As-conatmination in Bangladesh
Geochemical investigations and scientific-technical support regarding the problem of arsenic contamination in Pabna, Bangladesh
The Federal Foreign Office states, that globally 663 million people do not have access to clean drinking water (as of 2015). Different factors can endanger drinking water quality. In some countries, drinking water with high arsenic content poses a major threat to public health. Continuous intake has several adverse health effects like increased risk of cancer. Particularly affected by this problem are countries in Asia like Bangladesh, India (West Bengal) and North China (Smedley et al., 2002).
The highly polluted ground water of Bangladesh and West Bengal is internationally recognized a major threat to the affected population (Smedley et al., 2002). To supply germ-free drinking water, groundwater was increasingly exploited as a drinking water resource by the government of Bangladesh and supporting NGOs (Harvey et al., 2002). But utilization of groundwater as drinking water led to the appearance of diseases, which eventually could be attributed to arsenic intake (Smedley et al., 2002).
The research group Hydrochemistry and Hydrogeology at the Institute of Earth Sciences (GEOW) at the University of Heidelberg has profound knowledge about the behavior of arsenic in an aquatic milieu and the geochemical processes related to arsenic sorption and mobility, based on many years of research. Following studies were conducted at five sites near Ullapara, Pabna about 120km WNW of Dhaka. Between September 2015 and April 2017 several near-surface groundwater samples were taken from private wells. Subsequently, they were analyzed in the laboratory of GEOW for arsenic and groundwater composition.
Figure 1 and 2: First sampling campaigns in 2015 and 2016 to get an understanding of the arsenic-mobilizing processes.
Figure 3 and 4: Irrigation wells were also sampled. Field tests revealed, that solved iron is precipitating quickly with addition of oxygen.
Figure 5 and 6: Sediment samples from the topsoil and deeper zones were taken to investigate the mineral composition and the sorbed amount of Arsenic.
Samples were taken at five locations in the surroundings of Ullapara, about 120km WNW of Dhaka. Comparable sampling during different seasons revealed, that most of the measured groundwater constituents (also arsenic) fluctuated insignificantly. However, phosphate and organic carbon show distinct seasonal variations with significantly elevated concentrations during rainy season. Both are known to contribute to arsenic release.
The presented projects emerged from a cooperation with the aid organization “AGAPE e.V.” in Heidelberg, which provided financing of travelling and equipment expenses as well as on-site infrastructure. During two field work campaigns two deep well drillings were supervised by GEOW staff and sediment samples were taken. In addition, the geoscientific analysis of the sampled sediments complemented the results of groundwater composition and contributed to the general process understanding. Focus of recent research projects is the exploration of anthropogenic influences on the process of arsenic release. This project is directly continued by the FAARM and AsFreeH2O project collaborations.

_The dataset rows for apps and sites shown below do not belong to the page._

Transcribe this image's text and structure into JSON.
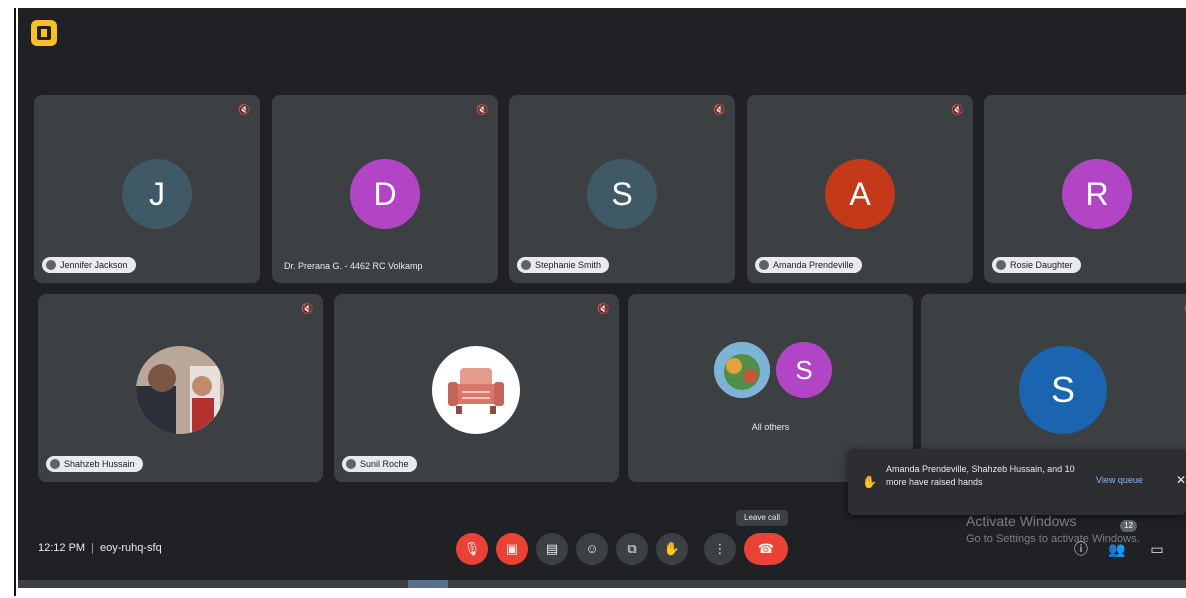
{
  "participants_row1": [
    {
      "initial": "J",
      "name": "Jennifer Jackson",
      "color": "#3f5966",
      "chip": true
    },
    {
      "initial": "D",
      "name": "Dr. Prerana G. - 4462 RC Volkamp",
      "color": "#b145c6",
      "chip": false
    },
    {
      "initial": "S",
      "name": "Stephanie Smith",
      "color": "#3f5966",
      "chip": true
    },
    {
      "initial": "A",
      "name": "Amanda Prendeville",
      "color": "#c4391a",
      "chip": true
    },
    {
      "initial": "R",
      "name": "Rosie Daughter",
      "color": "#b145c6",
      "chip": true
    }
  ],
  "participants_row2": [
    {
      "name": "Shahzeb Hussain",
      "avatar": "photo-icon",
      "chip": true
    },
    {
      "name": "Sunil Roche",
      "avatar": "sofa-icon",
      "chip": true
    },
    {
      "name": "All others",
      "avatar": "group-avatars",
      "initial": "S",
      "color": "#b145c6"
    },
    {
      "initial": "S",
      "name": "",
      "color": "#1a64b0"
    }
  ],
  "toast": {
    "message": "Amanda Prendeville, Shahzeb Hussain, and 10 more have raised hands",
    "action": "View queue"
  },
  "clock": {
    "time": "12:12 PM",
    "meeting_code": "eoy-ruhq-sfq"
  },
  "tooltip": "Leave call",
  "watermark": {
    "line1": "Activate Windows",
    "line2": "Go to Settings to activate Windows."
  },
  "badge": "12",
  "colors": {
    "background": "#202124",
    "tile": "#3c4043",
    "danger": "#ea4335",
    "link": "#8ab4f8"
  },
  "controls": [
    "mic-off-icon",
    "camera-off-icon",
    "captions-icon",
    "emoji-icon",
    "present-icon",
    "raise-hand-icon",
    "more-options-icon",
    "leave-call-icon"
  ]
}
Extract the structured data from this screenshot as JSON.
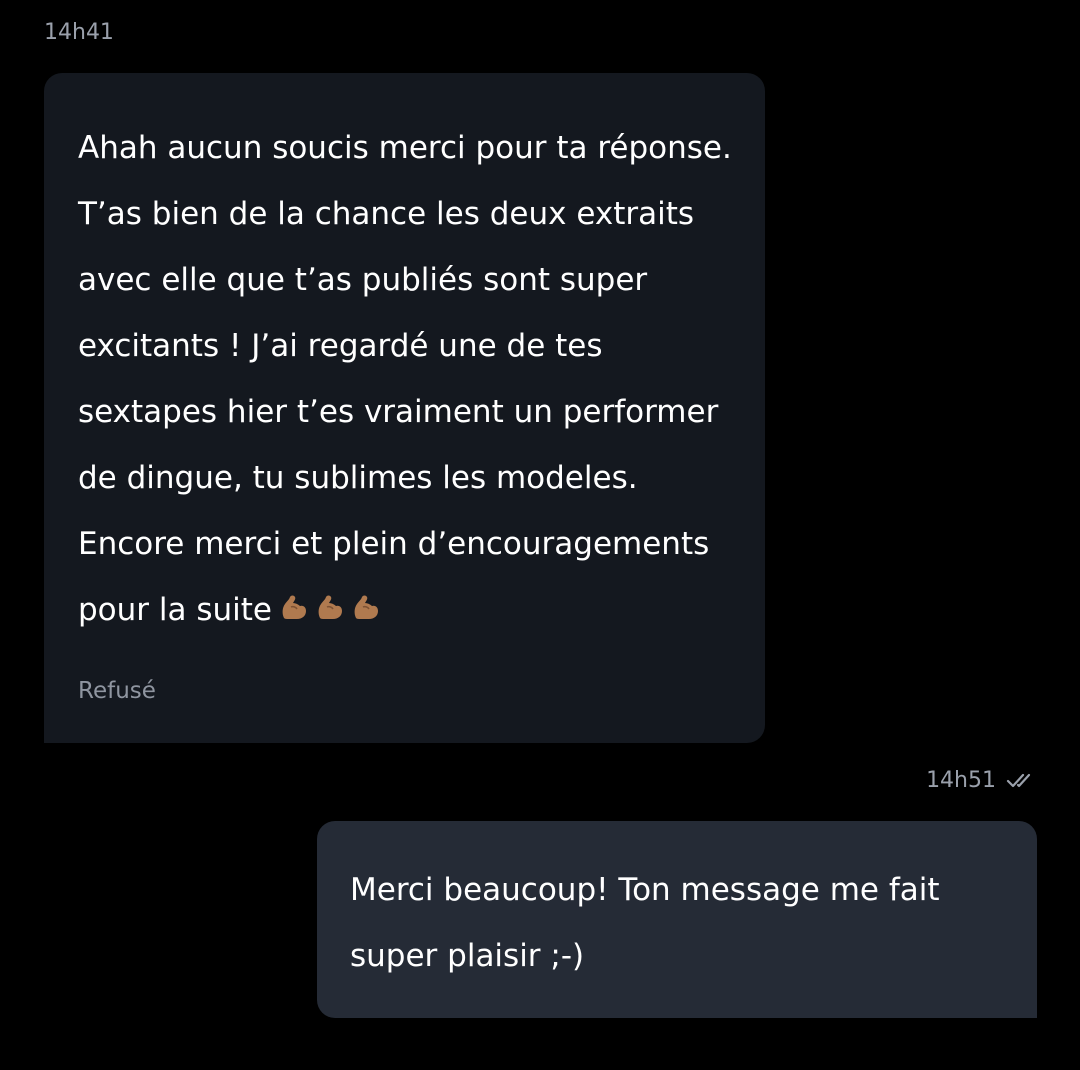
{
  "incoming": {
    "timestamp": "14h41",
    "message": "Ahah aucun soucis merci pour ta réponse. T’as bien de la chance les deux extraits avec elle que t’as publiés sont super excitants ! J’ai regardé une de tes sextapes hier t’es vraiment un performer de dingue, tu sublimes les modeles. Encore merci et plein d’encouragements pour la suite",
    "emojis": [
      "flexed-biceps",
      "flexed-biceps",
      "flexed-biceps"
    ],
    "status": "Refusé"
  },
  "outgoing": {
    "timestamp": "14h51",
    "read_icon": "double-check-icon",
    "message": "Merci beaucoup! Ton message me fait super plaisir ;-)"
  },
  "colors": {
    "background": "#000000",
    "incoming_bubble": "#14181f",
    "outgoing_bubble": "#252b36",
    "timestamp": "#9aa0ab",
    "emoji_skin": "#b07a4f"
  }
}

Three different filter-types for arsenic removal were developed, based on innovative adsorption technologies. In April 2017, they were installed for test operation at selected locations in Pabna. Follow-up inspections of functionality and potentially optimization for continuous operation are planned for fall 2017. The filter systems are developed focused on purification capacity, affordability and sustainability by designing a method that includes effective recycling of the used filter materials.
Collaborations with the University of Dhaka and the College of Ullapara have been established within the project and are intended to be intensified in the future. Through cooperation, it is intended to develop a continuous arsenic monitoring system and database.
So far, the outcome of this project has resulted in two Bachelor and three Master theses.
FAARM Marking Tubewells and taking tubewell water samples: Geochemical investigations of drinking water quality in Sylhet, Bangladesh
Within the framework of a representative field study in Sylhet, Bangladesh, the University Hospital Heidelberg (PD. Dr. med. Sabine Gabrysch) is evaluating the influence of malnutrition on child stunting. Therefore, the iron content of the drinking water will be examined. For this purpose approx. 2.000 wells used for drinking water are registered, labeled and sampled. Through the collaboration with the Institute of Earth Sciences (GEOW) additional parameters like arsenic and the complete water composition can be measured in order to derive important information about redox potential and influencing factors.
Thus, analysis costs will be shared between the University Hospital Heidelberg and the GEOW. Furthermore, the “Heidelberg Center for the Environment” (HCE) awarded a start-up funding to the project for a follow-up proposal. Recent research progress is presented in the project „Influence of human waste on arsenic release into drinking water in Bangladesh – geochemical and statistical investigations“.
The outcome of this project will contribute to the findings of the AsFreeH2O project. Additionally the location in Sylhet will be considered for the implementation of newly developed arsenic removal technologies and their social acceptance. Sylhet poses a challenging research environment due to high arsenic and high poverty.